Some startups still turn to banks and other lending institutions for small business loans to fund their idea. Small business loans tend to be smaller amounts, and they require you to account for exactly how the money will be spent. Usually, startups have trouble getting funding this way for unproven ideas, but when it is awarded, the advantage is that you do not have to give away equity in your company. Unfortunately, this option is really only available if you can quickly turn the investment into a revenue stream, as you’ll need to pay back the loan installments—often right away. Unless, you fully understand the terms of the small business loan, you risk a tough lending period or even losing your assets to the bank before your startup is off the ground.
Whenever you are trading equity for capital, a key point of negotiation is your startup’s valuation. Your company’s current worth determines what percentage of shares the investor will be awarded in exchange for the capital given. Because this will ultimately have a major impact on control of your startup, it’s important to work out a fair valuation with investors, no matter how early-stage the investment.
Sometimes, however, fair valuation isn’t possible, especially in early stage startups. In these cases, convertible notes can provide an acceptable alternative. Convertible notes are a financing vehicle that allows startups to raise capital while delaying valuation until a later date—usually during a new round of funding when objective valuation is easier to assess. Convertible notes are structured as loans that convert to equity upon maturation. Because investors are taking on an unspecified valuation, there is some risk involved, which means these investors often require special assurances, discounts or warranties.

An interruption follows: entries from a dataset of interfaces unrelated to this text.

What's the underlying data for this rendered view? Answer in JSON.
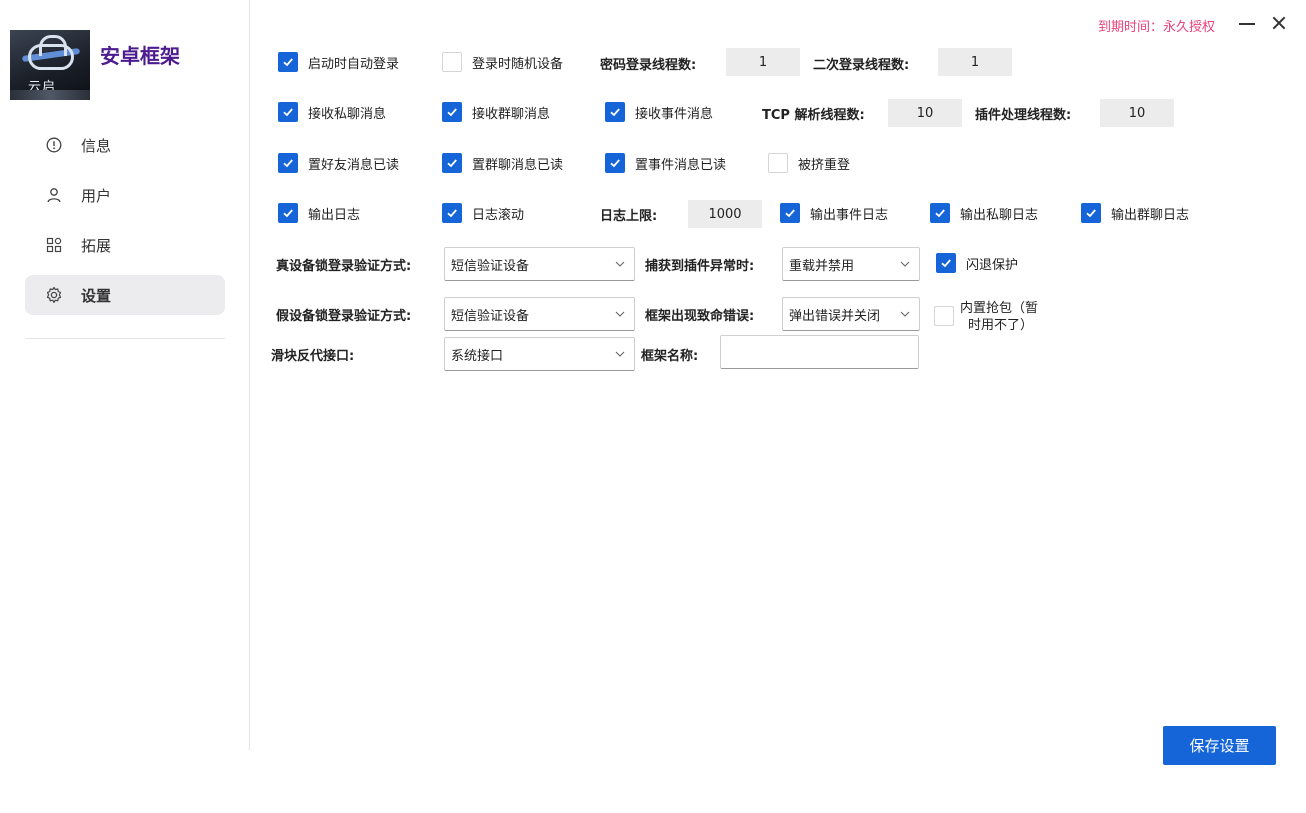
{
  "header": {
    "expiry_text": "到期时间：永久授权"
  },
  "brand": {
    "logo_text": "云启",
    "title": "安卓框架"
  },
  "sidebar": {
    "items": [
      {
        "label": "信息",
        "icon": "info-circle-icon"
      },
      {
        "label": "用户",
        "icon": "user-icon"
      },
      {
        "label": "拓展",
        "icon": "grid-apps-icon"
      },
      {
        "label": "设置",
        "icon": "gear-icon",
        "active": true
      }
    ]
  },
  "settings": {
    "auto_login": {
      "label": "启动时自动登录",
      "checked": true
    },
    "random_device": {
      "label": "登录时随机设备",
      "checked": false
    },
    "pwd_login_threads_label": "密码登录线程数:",
    "pwd_login_threads": "1",
    "second_login_threads_label": "二次登录线程数:",
    "second_login_threads": "1",
    "recv_private": {
      "label": "接收私聊消息",
      "checked": true
    },
    "recv_group": {
      "label": "接收群聊消息",
      "checked": true
    },
    "recv_event": {
      "label": "接收事件消息",
      "checked": true
    },
    "tcp_threads_label": "TCP 解析线程数:",
    "tcp_threads": "10",
    "plugin_threads_label": "插件处理线程数:",
    "plugin_threads": "10",
    "read_friend": {
      "label": "置好友消息已读",
      "checked": true
    },
    "read_group": {
      "label": "置群聊消息已读",
      "checked": true
    },
    "read_event": {
      "label": "置事件消息已读",
      "checked": true
    },
    "kicked_relogin": {
      "label": "被挤重登",
      "checked": false
    },
    "output_log": {
      "label": "输出日志",
      "checked": true
    },
    "log_scroll": {
      "label": "日志滚动",
      "checked": true
    },
    "log_limit_label": "日志上限:",
    "log_limit": "1000",
    "log_event": {
      "label": "输出事件日志",
      "checked": true
    },
    "log_private": {
      "label": "输出私聊日志",
      "checked": true
    },
    "log_group": {
      "label": "输出群聊日志",
      "checked": true
    },
    "real_device_label": "真设备锁登录验证方式:",
    "real_device_value": "短信验证设备",
    "plugin_exception_label": "捕获到插件异常时:",
    "plugin_exception_value": "重载并禁用",
    "crash_protect": {
      "label": "闪退保护",
      "checked": true
    },
    "fake_device_label": "假设备锁登录验证方式:",
    "fake_device_value": "短信验证设备",
    "fatal_error_label": "框架出现致命错误:",
    "fatal_error_value": "弹出错误并关闭",
    "builtin_capture": {
      "label_line1": "内置抢包（暂",
      "label_line2": "时用不了）",
      "checked": false
    },
    "slider_api_label": "滑块反代接口:",
    "slider_api_value": "系统接口",
    "frame_name_label": "框架名称:",
    "frame_name_value": ""
  },
  "actions": {
    "save_label": "保存设置"
  },
  "colors": {
    "accent": "#1565d8",
    "brand": "#4b1b8f",
    "expiry": "#e8437a"
  }
}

When you are soliciting funding, you must comply with all SEC guidelines and other securities laws from the very beginning. This includes making proper disclosures, complying with all tax laws, making regular reports to investors and the SEC, and dealing with all other compliance issues. Far too many startups fail to consider the implications of securities law on early issuances of stock, which can have lasting and costly consequences.
Almost any time that you are securing startup funding, you will be required to sign an investment contract that lists out the terms under which you are given the capital. This investment contract will govern much of how your startup will be able to operate after the investment, and it will dictate the terms of your relationship with your investors moving forwards. It is vital that you fully understand anything contained within these agreements. If you are soliciting funding, it may be helpful to talk over any potential issues and contract terms offered to you with a startup lawyer.
Depending on the financing type and stage you’re pursuing, the legal costs associated with drafting and negotiating the required documents can run a broad range. Priori lawyers offer transparent flat fee packages for various types of early-stage financing ranging from $2000 to $15,000 depending on the type of financing and number of investors. In order to get a better sense of cost for your particular situation, put in a request to schedule a complimentary consultation and free price quote from one of our lawyers.
Do I have to worry about securities laws if I’m just getting money from my friends and family?
Yes. No matter who is investing in your company, you are still responsible for complying with securities laws. If your “offering” is one that would otherwise be subject to SEC rules, it does not change anything simply because you have a close personal relationship with the people giving you the money.